## Available data
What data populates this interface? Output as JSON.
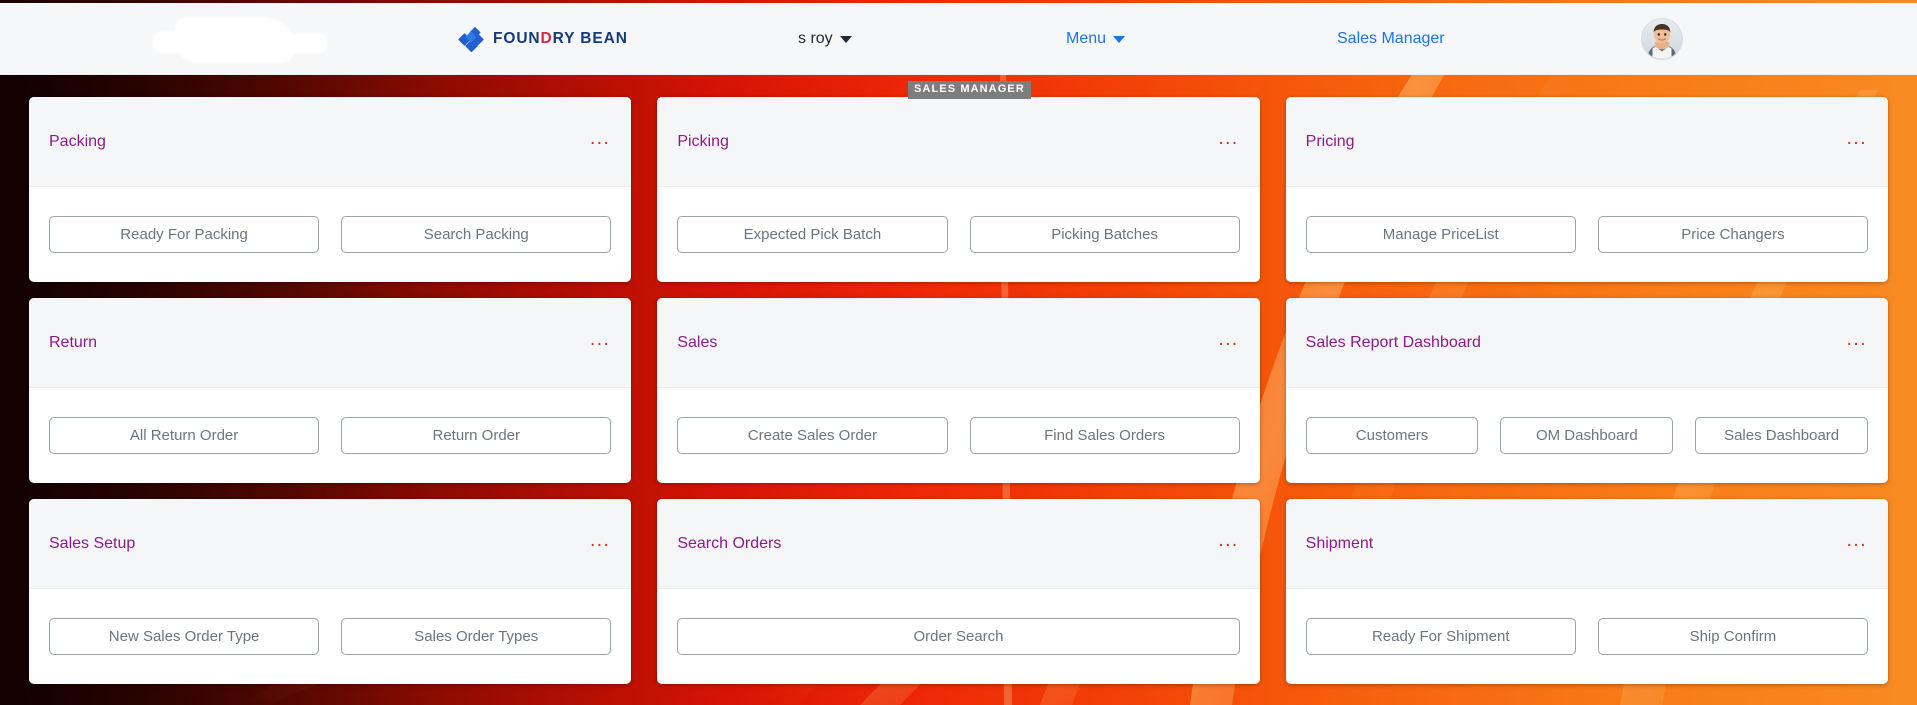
{
  "header": {
    "logo": {
      "icon": "diamond-cluster-logo-icon",
      "text_before": "FOUN",
      "text_accent": "D",
      "text_after": "RY BEAN"
    },
    "user_menu": {
      "label": "s roy",
      "caret": "chevron-down-icon"
    },
    "menu": {
      "label": "Menu",
      "caret": "chevron-down-icon"
    },
    "role": {
      "label": "Sales Manager"
    },
    "avatar": {
      "name": "user-avatar"
    },
    "redacted_region": {
      "name": "redacted-logo-blob"
    }
  },
  "section_badge": {
    "label": "SALES MANAGER"
  },
  "colors": {
    "card_title": "#8c1a8c",
    "card_menu": "#d32b1e",
    "link_blue": "#1a73e8",
    "badge_bg": "#7d7d7d",
    "bg_left": "#1a0200",
    "bg_mid": "#ee2806",
    "bg_right": "#f98a22"
  },
  "cards": [
    {
      "title": "Packing",
      "menu": "...",
      "buttons": [
        {
          "label": "Ready For Packing"
        },
        {
          "label": "Search Packing"
        }
      ]
    },
    {
      "title": "Picking",
      "menu": "...",
      "buttons": [
        {
          "label": "Expected Pick Batch"
        },
        {
          "label": "Picking Batches"
        }
      ]
    },
    {
      "title": "Pricing",
      "menu": "...",
      "buttons": [
        {
          "label": "Manage PriceList"
        },
        {
          "label": "Price Changers"
        }
      ]
    },
    {
      "title": "Return",
      "menu": "...",
      "buttons": [
        {
          "label": "All Return Order"
        },
        {
          "label": "Return Order"
        }
      ]
    },
    {
      "title": "Sales",
      "menu": "...",
      "buttons": [
        {
          "label": "Create Sales Order"
        },
        {
          "label": "Find Sales Orders"
        }
      ]
    },
    {
      "title": "Sales Report Dashboard",
      "menu": "...",
      "buttons": [
        {
          "label": "Customers"
        },
        {
          "label": "OM Dashboard"
        },
        {
          "label": "Sales Dashboard"
        }
      ]
    },
    {
      "title": "Sales Setup",
      "menu": "...",
      "buttons": [
        {
          "label": "New Sales Order Type"
        },
        {
          "label": "Sales Order Types"
        }
      ]
    },
    {
      "title": "Search Orders",
      "menu": "...",
      "buttons": [
        {
          "label": "Order Search"
        }
      ]
    },
    {
      "title": "Shipment",
      "menu": "...",
      "buttons": [
        {
          "label": "Ready For Shipment"
        },
        {
          "label": "Ship Confirm"
        }
      ]
    }
  ]
}
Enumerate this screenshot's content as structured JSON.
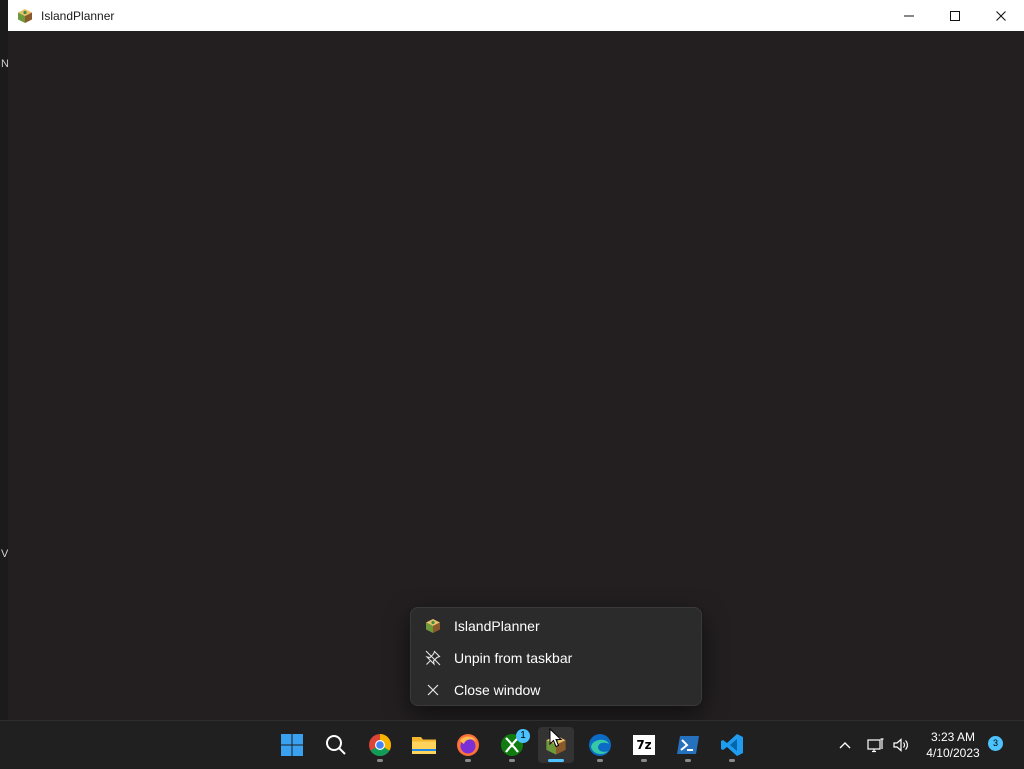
{
  "window": {
    "title": "IslandPlanner",
    "minimize_icon": "minimize-icon",
    "maximize_icon": "maximize-icon",
    "close_icon": "close-icon"
  },
  "desktop_edge": {
    "top_char": "N",
    "bottom_char": "V"
  },
  "jumplist": {
    "items": [
      {
        "label": "IslandPlanner",
        "icon": "islandplanner-app-icon"
      },
      {
        "label": "Unpin from taskbar",
        "icon": "unpin-icon"
      },
      {
        "label": "Close window",
        "icon": "close-icon"
      }
    ]
  },
  "taskbar": {
    "apps": [
      {
        "name": "Start",
        "icon": "windows-start-icon"
      },
      {
        "name": "Search",
        "icon": "search-icon"
      },
      {
        "name": "Chrome",
        "icon": "chrome-icon"
      },
      {
        "name": "File Explorer",
        "icon": "folder-icon"
      },
      {
        "name": "Firefox",
        "icon": "firefox-icon"
      },
      {
        "name": "Xbox",
        "icon": "xbox-icon",
        "badge": "1"
      },
      {
        "name": "IslandPlanner",
        "icon": "islandplanner-app-icon",
        "active": true
      },
      {
        "name": "Edge",
        "icon": "edge-icon"
      },
      {
        "name": "7-Zip",
        "icon": "7zip-icon",
        "text": "7z"
      },
      {
        "name": "PowerShell",
        "icon": "powershell-icon"
      },
      {
        "name": "VS Code",
        "icon": "vscode-icon"
      }
    ],
    "tray": {
      "chevron_icon": "chevron-up-icon",
      "network_icon": "network-icon",
      "volume_icon": "volume-icon"
    },
    "clock": {
      "time": "3:23 AM",
      "date": "4/10/2023"
    },
    "notification_count": "3"
  },
  "colors": {
    "accent": "#4cc2ff",
    "taskbar_bg": "#202020",
    "menu_bg": "#2b2b2b",
    "window_bg": "#231f20",
    "titlebar_bg": "#ffffff"
  }
}
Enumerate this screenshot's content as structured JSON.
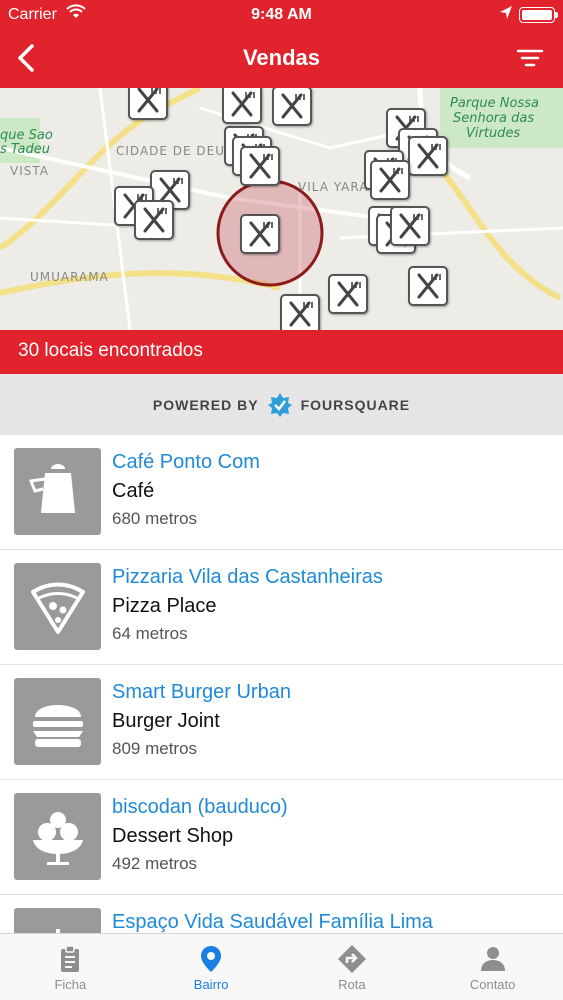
{
  "status": {
    "carrier": "Carrier",
    "time": "9:48 AM"
  },
  "nav": {
    "title": "Vendas"
  },
  "map": {
    "labels": {
      "cidade_de_deus": "CIDADE DE DEUS",
      "vila_yara": "VILA YARA",
      "umuarama": "UMUARAMA",
      "vista": "VISTA",
      "parque_line1": "Parque Nossa",
      "parque_line2": "Senhora das",
      "parque_line3": "Virtudes",
      "sao_line1": "que Sao",
      "sao_line2": "s Tadeu"
    }
  },
  "results_count": "30 locais encontrados",
  "powered_by": {
    "prefix": "POWERED BY",
    "brand": "FOURSQUARE"
  },
  "places": [
    {
      "name": "Café Ponto Com",
      "category": "Café",
      "distance": "680 metros",
      "icon": "coffee-pot-icon"
    },
    {
      "name": "Pizzaria Vila das Castanheiras",
      "category": "Pizza Place",
      "distance": "64 metros",
      "icon": "pizza-slice-icon"
    },
    {
      "name": "Smart Burger Urban",
      "category": "Burger Joint",
      "distance": "809 metros",
      "icon": "burger-icon"
    },
    {
      "name": "biscodan (bauduco)",
      "category": "Dessert Shop",
      "distance": "492 metros",
      "icon": "ice-cream-icon"
    },
    {
      "name": "Espaço Vida Saudável Família Lima",
      "category": "",
      "distance": "",
      "icon": "salad-icon"
    }
  ],
  "tabs": [
    {
      "label": "Ficha",
      "icon": "clipboard-icon",
      "active": false
    },
    {
      "label": "Bairro",
      "icon": "map-pin-icon",
      "active": true
    },
    {
      "label": "Rota",
      "icon": "directions-icon",
      "active": false
    },
    {
      "label": "Contato",
      "icon": "person-icon",
      "active": false
    }
  ],
  "colors": {
    "brand_red": "#e0232d",
    "link_blue": "#1f8ad6",
    "active_tab": "#1a7fe0"
  }
}
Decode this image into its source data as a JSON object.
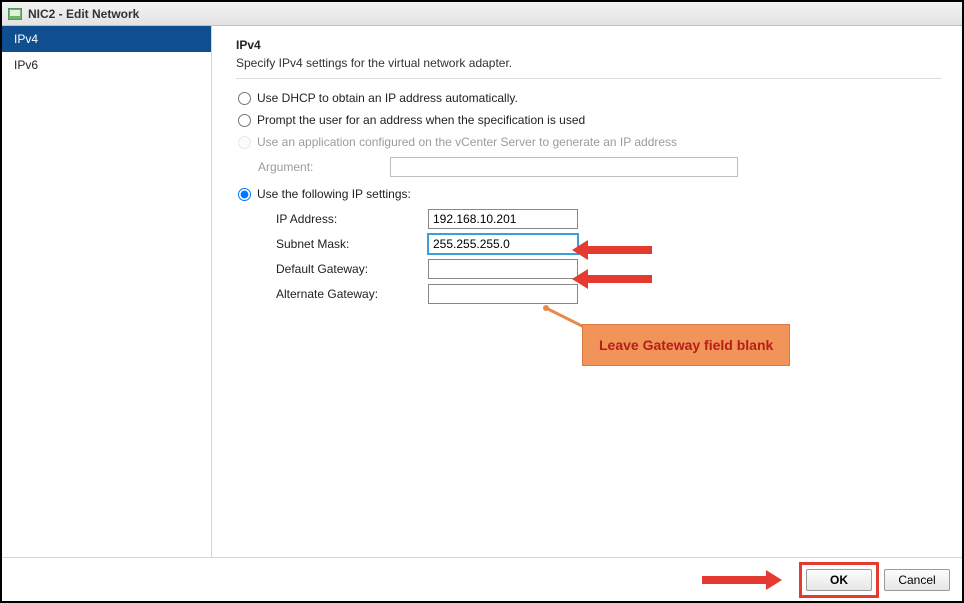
{
  "window": {
    "title": "NIC2 - Edit Network"
  },
  "sidebar": {
    "items": [
      {
        "label": "IPv4",
        "selected": true
      },
      {
        "label": "IPv6",
        "selected": false
      }
    ]
  },
  "main": {
    "heading": "IPv4",
    "subheading": "Specify IPv4 settings for the virtual network adapter.",
    "radios": {
      "dhcp": "Use DHCP to obtain an IP address automatically.",
      "prompt": "Prompt the user for an address when the specification is used",
      "app": "Use an application configured on the vCenter Server to generate an IP address",
      "static": "Use the following IP settings:"
    },
    "argument_label": "Argument:",
    "fields": {
      "ip_label": "IP Address:",
      "ip_value": "192.168.10.201",
      "mask_label": "Subnet Mask:",
      "mask_value": "255.255.255.0",
      "gw_label": "Default Gateway:",
      "gw_value": "",
      "altgw_label": "Alternate Gateway:",
      "altgw_value": ""
    }
  },
  "annotations": {
    "callout_text": "Leave Gateway field blank"
  },
  "footer": {
    "ok": "OK",
    "cancel": "Cancel"
  }
}
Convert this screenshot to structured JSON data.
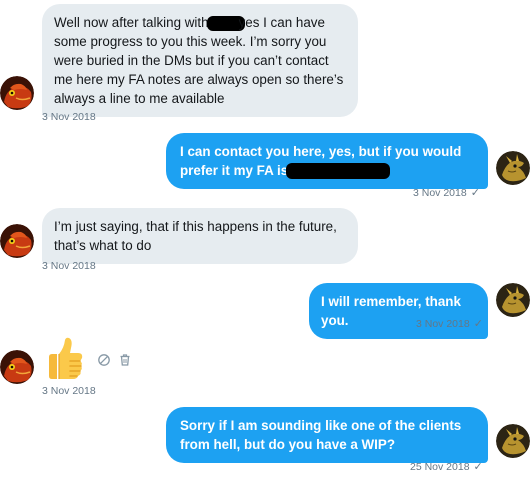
{
  "messages": [
    {
      "side": "in",
      "text_before": "Well now after talking with",
      "text_after": "yes I can have some progress to you this week. I’m sorry you were buried in the DMs but if you can’t contact me here my FA notes are always open so there’s always a line to me available",
      "time": "3 Nov 2018"
    },
    {
      "side": "out",
      "text_before": "I can contact you here, yes, but if you would prefer it my FA is",
      "time": "3 Nov 2018",
      "status": "✓"
    },
    {
      "side": "in",
      "text": "I’m just saying, that if this happens in the future, that’s what to do",
      "time": "3 Nov 2018"
    },
    {
      "side": "out",
      "text": "I will remember, thank you.",
      "time": "3 Nov 2018",
      "status": "✓"
    },
    {
      "side": "in",
      "kind": "emoji",
      "emoji": "thumbs-up",
      "time": "3 Nov 2018",
      "actions": [
        "report-icon",
        "delete-icon"
      ]
    },
    {
      "side": "out",
      "text": "Sorry if I am sounding like one of the clients from hell, but do you have a WIP?",
      "time": "25 Nov 2018",
      "status": "✓"
    }
  ],
  "colors": {
    "incoming_bubble": "#e6ecf0",
    "outgoing_bubble": "#1da1f2",
    "meta_text": "#657786"
  },
  "avatars": {
    "other": "red-lizard-avatar",
    "self": "golden-creature-avatar"
  }
}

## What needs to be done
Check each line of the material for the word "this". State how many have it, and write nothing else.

## Answer section
7